Lamp (2016) is also head-expanding, literally so. A totem of five stacked heads grow in size, with the smallest at the top. Holloway sculpted them in Hydrospan, an expanding polymer resin, and then cast each successive head in bronze from the last, so they grow in size and grotesque detail. Instead of a nose, each gargoyle sports a bronze lightbulb, apart from the top head, which has a working light. Is Lamp functional, as its title suggests? To my mind, it’s an illustrated warning: the deeper you voyage into mind-expansion in pursuit of illumination, the heavier and uglier things get. Or – if we are to take lessons from the phalanx of gaunt faces that float down on us from the ceiling sculpture In the Column (2015) – freeing your mind may leave you forever untethered from reality. This danger might also course through Serpent and Lightning (2016), one of Holloway’s signature ‘tree’ pieces: dead branches cast in bronze and constructed into roughly geometric growths. Its coloured twigs and limbs look like internal wiring extracted from a house, or the schematic diagram of a nervous system. The growth of this tree appears controlled, cultivated with aesthetic cruelty: the Tree of Knowledge (as the serpent reference in the title hints) electrified stiff by lightning. In that sense, Holloway’s show describes forms of failed cultivation or dissipated energy. Landscape (2015) presents us with plaster and steel cacti; they look bleached to death by desert sun or radiation, their spines made from spent batteries. Bang in the middle of the gallery sits Plants and Lamps (2015), roughly hewn hydroponic lamps shining neither light nor warmth onto ferns and forlorn potted plants. In Holloway’s world, nothing grows; it is only synthesized. This is nature art for the climate-change apocalypse.

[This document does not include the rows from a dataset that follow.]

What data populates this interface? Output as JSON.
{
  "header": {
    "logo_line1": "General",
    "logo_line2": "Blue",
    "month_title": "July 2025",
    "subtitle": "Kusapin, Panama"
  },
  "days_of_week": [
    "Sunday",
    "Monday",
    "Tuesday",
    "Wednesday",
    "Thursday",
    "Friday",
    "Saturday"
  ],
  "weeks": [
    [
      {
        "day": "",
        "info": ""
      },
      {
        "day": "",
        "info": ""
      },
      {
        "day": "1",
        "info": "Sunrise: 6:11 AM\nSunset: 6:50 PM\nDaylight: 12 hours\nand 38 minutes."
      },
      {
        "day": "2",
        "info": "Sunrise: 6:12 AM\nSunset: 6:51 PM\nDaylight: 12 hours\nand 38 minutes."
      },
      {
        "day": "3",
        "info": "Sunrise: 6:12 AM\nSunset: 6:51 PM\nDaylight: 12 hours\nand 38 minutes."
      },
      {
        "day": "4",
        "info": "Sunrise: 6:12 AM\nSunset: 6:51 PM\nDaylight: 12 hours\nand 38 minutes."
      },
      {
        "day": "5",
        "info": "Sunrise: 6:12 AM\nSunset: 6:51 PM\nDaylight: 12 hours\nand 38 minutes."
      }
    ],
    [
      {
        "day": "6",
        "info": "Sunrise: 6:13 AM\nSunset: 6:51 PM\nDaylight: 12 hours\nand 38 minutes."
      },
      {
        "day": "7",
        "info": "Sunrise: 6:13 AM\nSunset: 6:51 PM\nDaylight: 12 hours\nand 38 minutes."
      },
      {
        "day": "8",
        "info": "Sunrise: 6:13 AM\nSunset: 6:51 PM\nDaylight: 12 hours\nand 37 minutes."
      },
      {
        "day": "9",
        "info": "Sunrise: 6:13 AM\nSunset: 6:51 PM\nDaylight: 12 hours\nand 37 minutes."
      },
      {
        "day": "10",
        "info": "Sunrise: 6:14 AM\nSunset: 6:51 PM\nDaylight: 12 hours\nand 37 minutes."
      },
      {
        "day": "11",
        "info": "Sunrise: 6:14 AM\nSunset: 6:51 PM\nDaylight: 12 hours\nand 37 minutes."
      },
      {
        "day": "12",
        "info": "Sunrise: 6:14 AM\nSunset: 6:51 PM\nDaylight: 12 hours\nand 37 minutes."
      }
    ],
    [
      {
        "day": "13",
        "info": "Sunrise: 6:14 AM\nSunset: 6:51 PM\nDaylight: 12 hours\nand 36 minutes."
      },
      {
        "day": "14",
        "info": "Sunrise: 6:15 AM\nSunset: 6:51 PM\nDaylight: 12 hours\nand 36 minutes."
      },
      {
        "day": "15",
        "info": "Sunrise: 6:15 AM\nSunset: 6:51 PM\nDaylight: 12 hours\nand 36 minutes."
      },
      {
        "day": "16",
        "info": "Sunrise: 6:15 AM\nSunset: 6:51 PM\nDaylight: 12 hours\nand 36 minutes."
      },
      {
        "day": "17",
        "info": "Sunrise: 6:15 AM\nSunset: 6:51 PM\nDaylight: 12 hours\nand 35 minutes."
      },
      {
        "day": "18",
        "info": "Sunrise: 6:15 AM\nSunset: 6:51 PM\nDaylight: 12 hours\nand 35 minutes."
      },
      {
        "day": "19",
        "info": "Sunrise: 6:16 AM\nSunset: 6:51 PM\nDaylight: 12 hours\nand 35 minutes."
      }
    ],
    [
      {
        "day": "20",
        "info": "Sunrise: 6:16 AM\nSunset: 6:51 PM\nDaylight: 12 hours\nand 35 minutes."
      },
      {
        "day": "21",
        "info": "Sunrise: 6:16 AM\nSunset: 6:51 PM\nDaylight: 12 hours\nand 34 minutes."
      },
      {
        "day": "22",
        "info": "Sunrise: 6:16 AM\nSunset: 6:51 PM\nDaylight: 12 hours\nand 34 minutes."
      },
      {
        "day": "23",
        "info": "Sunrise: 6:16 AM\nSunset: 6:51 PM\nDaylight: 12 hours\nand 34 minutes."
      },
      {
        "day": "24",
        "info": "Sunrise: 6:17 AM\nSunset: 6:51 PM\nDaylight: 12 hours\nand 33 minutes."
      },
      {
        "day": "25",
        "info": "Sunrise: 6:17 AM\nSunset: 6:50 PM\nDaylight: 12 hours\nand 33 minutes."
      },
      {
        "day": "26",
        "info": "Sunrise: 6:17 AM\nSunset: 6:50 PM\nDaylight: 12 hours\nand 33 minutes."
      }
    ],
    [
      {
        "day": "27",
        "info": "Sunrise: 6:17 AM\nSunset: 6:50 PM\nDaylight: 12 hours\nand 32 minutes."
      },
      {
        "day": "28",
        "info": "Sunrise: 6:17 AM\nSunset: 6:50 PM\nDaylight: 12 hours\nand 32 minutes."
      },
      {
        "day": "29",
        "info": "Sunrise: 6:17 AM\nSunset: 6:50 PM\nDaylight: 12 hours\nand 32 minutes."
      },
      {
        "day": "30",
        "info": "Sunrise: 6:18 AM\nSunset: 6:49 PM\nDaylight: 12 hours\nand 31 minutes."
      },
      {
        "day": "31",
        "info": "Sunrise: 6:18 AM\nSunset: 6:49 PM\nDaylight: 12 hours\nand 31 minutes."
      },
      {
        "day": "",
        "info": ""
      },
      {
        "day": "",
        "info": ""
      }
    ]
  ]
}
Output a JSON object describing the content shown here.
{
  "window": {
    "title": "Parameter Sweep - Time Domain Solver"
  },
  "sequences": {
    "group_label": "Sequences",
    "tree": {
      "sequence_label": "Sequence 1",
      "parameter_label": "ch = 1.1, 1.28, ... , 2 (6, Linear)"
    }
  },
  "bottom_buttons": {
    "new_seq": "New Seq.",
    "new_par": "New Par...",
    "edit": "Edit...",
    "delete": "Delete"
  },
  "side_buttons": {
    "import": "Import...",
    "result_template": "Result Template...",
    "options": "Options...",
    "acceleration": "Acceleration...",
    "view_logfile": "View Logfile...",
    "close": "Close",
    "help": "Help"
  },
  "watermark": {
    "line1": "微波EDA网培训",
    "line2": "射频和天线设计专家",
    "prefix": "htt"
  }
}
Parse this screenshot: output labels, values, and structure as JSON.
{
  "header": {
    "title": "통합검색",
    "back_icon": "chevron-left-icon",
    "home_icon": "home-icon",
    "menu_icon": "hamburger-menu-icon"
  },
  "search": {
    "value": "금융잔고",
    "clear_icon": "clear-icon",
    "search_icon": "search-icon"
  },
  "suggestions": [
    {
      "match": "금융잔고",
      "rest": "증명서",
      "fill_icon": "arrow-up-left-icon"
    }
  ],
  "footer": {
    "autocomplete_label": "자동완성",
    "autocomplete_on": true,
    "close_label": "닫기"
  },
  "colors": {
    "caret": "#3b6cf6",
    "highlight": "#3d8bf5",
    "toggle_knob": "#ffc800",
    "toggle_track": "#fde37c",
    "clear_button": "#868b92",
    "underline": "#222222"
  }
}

For all that bleakness, Holloway’s work retains a strong handmade quality. Proudly analogue, its D.I.Y. ethic reflects the spirit of self-sufficiency through material experimentation. And in that sense, his work carries a positive message of self-discovery. What could be more Californian than that?

Dan Fox is a writer, filmmaker and musician. He is the author of Pretentiousness: Why It Matters (2016) and Limbo (2018), both published by Fitzcarraldo Editions, and co-director of Other, Like Me: The Oral History of COUM Transmissions and Throbbing Gristle (2020).